RECORDS FOR PROCESSING —
-- Opening Marker --
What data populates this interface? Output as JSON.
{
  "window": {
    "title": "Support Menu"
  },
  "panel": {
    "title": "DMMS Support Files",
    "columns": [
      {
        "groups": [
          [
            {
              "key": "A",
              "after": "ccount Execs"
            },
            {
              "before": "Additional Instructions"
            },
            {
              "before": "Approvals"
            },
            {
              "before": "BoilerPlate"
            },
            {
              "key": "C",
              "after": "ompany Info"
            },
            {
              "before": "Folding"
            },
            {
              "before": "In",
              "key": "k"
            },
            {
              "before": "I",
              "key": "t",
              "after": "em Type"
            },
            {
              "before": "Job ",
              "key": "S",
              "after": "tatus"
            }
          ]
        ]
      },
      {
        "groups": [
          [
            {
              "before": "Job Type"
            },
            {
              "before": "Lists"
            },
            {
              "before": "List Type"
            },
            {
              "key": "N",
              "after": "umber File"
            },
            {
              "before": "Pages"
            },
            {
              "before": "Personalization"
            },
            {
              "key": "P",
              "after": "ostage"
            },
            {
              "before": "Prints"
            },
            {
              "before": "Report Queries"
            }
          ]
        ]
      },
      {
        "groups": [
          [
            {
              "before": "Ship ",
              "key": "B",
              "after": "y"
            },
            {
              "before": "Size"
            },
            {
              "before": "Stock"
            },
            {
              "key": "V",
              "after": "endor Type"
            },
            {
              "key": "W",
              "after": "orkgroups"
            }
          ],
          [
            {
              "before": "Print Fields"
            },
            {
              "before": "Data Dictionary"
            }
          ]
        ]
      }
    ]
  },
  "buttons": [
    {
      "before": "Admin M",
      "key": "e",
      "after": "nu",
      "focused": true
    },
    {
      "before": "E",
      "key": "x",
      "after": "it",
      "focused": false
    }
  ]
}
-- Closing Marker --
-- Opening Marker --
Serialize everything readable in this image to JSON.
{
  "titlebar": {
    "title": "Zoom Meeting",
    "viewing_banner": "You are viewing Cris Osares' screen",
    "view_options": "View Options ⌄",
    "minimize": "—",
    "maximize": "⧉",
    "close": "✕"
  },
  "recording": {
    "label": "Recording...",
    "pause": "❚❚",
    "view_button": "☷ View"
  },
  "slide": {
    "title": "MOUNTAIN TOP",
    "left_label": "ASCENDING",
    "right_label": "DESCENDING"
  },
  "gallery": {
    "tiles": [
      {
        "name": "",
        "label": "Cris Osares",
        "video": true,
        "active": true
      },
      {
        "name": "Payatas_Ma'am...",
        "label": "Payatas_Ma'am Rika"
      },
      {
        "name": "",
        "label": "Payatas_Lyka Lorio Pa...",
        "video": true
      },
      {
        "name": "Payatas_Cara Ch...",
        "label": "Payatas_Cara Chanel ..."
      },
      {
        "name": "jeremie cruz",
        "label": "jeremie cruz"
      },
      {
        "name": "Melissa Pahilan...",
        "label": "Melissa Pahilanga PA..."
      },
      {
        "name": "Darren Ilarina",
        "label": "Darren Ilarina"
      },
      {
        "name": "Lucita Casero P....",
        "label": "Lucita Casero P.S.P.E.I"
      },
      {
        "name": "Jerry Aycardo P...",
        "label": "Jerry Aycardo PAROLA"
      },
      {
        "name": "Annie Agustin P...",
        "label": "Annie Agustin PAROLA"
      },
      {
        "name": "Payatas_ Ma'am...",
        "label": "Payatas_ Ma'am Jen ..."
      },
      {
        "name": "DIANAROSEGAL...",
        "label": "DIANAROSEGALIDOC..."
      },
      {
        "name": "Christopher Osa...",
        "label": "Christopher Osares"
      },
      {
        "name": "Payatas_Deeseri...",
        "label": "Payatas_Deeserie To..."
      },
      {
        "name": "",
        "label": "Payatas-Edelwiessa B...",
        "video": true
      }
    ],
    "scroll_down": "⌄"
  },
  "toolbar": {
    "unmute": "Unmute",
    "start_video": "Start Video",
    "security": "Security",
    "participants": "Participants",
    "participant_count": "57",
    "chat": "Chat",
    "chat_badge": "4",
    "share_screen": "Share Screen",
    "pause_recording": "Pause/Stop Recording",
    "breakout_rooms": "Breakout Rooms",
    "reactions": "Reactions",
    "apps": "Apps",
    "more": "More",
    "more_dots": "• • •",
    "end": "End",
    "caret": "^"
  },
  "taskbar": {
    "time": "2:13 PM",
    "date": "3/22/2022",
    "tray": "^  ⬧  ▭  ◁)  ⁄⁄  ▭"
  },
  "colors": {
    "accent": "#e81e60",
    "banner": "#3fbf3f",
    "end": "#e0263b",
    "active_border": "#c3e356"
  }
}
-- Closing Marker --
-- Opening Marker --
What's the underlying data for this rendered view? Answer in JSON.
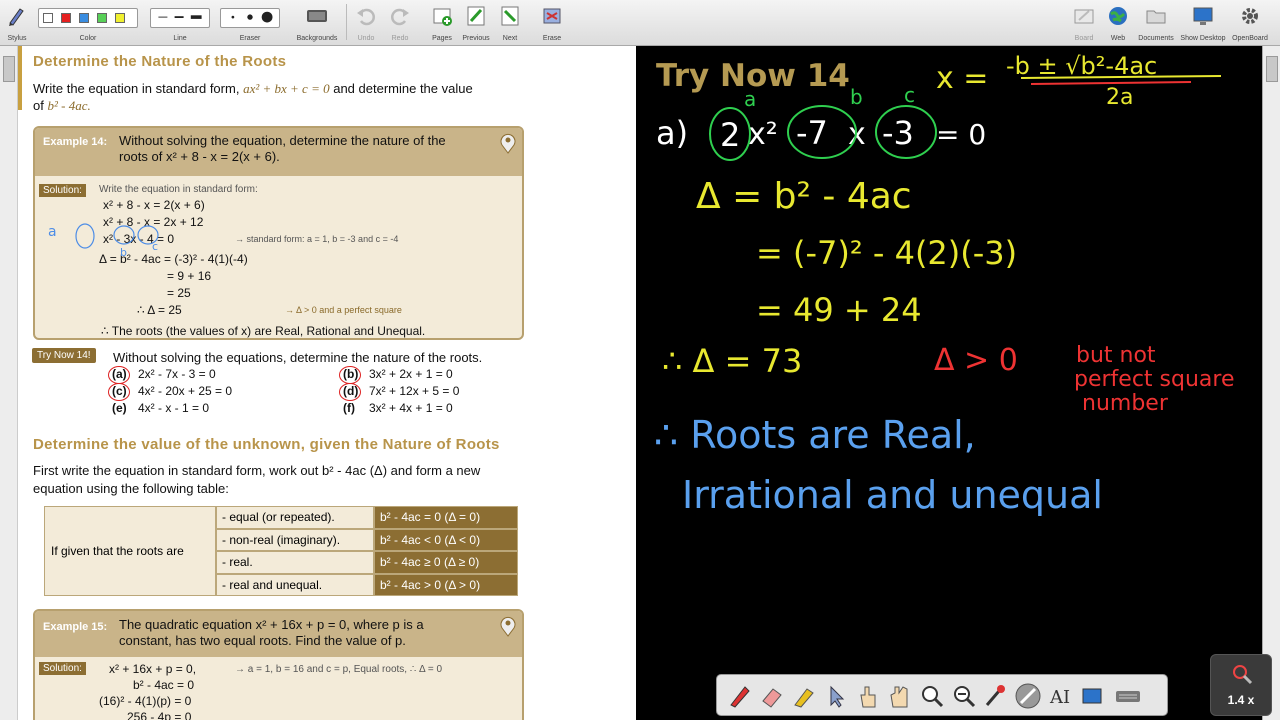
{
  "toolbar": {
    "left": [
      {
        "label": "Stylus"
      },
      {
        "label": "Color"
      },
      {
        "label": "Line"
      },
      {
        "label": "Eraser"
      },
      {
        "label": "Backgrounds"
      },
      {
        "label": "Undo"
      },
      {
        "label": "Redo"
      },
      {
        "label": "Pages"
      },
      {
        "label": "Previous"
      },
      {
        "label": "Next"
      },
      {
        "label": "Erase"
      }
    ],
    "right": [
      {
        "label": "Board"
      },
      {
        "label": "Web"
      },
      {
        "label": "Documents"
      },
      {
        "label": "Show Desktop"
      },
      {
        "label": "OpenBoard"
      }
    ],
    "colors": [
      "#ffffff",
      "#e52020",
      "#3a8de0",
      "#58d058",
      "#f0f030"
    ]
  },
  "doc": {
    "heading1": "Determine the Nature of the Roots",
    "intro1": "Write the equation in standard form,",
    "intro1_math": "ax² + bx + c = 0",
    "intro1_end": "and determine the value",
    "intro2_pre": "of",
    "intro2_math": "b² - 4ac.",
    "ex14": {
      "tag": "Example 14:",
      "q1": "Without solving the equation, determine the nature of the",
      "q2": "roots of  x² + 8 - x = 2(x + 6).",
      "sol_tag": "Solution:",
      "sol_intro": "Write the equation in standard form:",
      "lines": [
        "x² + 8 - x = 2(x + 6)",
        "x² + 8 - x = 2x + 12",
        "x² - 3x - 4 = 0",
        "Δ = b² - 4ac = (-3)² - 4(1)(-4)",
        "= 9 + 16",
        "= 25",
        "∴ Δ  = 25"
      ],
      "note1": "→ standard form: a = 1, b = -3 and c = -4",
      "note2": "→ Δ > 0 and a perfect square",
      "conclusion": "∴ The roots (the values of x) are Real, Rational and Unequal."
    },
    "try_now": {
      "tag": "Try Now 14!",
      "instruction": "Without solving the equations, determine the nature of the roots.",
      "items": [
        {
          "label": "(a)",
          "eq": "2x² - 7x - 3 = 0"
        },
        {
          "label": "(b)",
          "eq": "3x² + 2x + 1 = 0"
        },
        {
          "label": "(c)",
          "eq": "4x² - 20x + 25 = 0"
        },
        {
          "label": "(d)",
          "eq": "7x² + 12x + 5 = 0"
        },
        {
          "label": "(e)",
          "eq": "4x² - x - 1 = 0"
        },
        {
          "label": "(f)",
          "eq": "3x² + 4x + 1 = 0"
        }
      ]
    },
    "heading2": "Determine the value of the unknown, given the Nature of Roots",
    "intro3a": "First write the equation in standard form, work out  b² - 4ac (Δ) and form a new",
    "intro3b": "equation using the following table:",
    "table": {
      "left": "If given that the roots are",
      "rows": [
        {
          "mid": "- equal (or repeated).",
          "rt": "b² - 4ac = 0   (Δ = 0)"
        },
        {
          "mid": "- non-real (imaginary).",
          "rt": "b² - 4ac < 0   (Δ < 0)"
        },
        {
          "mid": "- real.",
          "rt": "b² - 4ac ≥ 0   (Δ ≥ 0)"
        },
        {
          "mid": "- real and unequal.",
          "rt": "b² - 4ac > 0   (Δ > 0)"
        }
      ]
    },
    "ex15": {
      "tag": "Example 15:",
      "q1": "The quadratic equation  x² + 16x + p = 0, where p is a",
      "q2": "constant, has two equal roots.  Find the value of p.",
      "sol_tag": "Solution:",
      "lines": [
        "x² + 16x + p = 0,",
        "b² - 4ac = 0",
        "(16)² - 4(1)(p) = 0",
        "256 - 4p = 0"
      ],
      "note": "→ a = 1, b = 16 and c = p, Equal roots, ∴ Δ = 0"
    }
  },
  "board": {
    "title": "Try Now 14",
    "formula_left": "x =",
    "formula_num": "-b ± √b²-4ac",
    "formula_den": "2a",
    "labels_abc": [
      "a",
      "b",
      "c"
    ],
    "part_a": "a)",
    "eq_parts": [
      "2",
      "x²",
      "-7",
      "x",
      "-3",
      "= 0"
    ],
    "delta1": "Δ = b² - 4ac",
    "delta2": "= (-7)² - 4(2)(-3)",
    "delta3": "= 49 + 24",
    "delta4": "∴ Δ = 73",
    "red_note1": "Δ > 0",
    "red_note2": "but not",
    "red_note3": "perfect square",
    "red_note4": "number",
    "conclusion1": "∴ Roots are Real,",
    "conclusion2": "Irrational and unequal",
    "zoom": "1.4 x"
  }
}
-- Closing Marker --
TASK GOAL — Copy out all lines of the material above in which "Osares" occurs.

WRITTEN ANSWER —
    "viewing_banner": "You are viewing Cris Osares' screen",
        "label": "Cris Osares",
        "label": "Christopher Osares"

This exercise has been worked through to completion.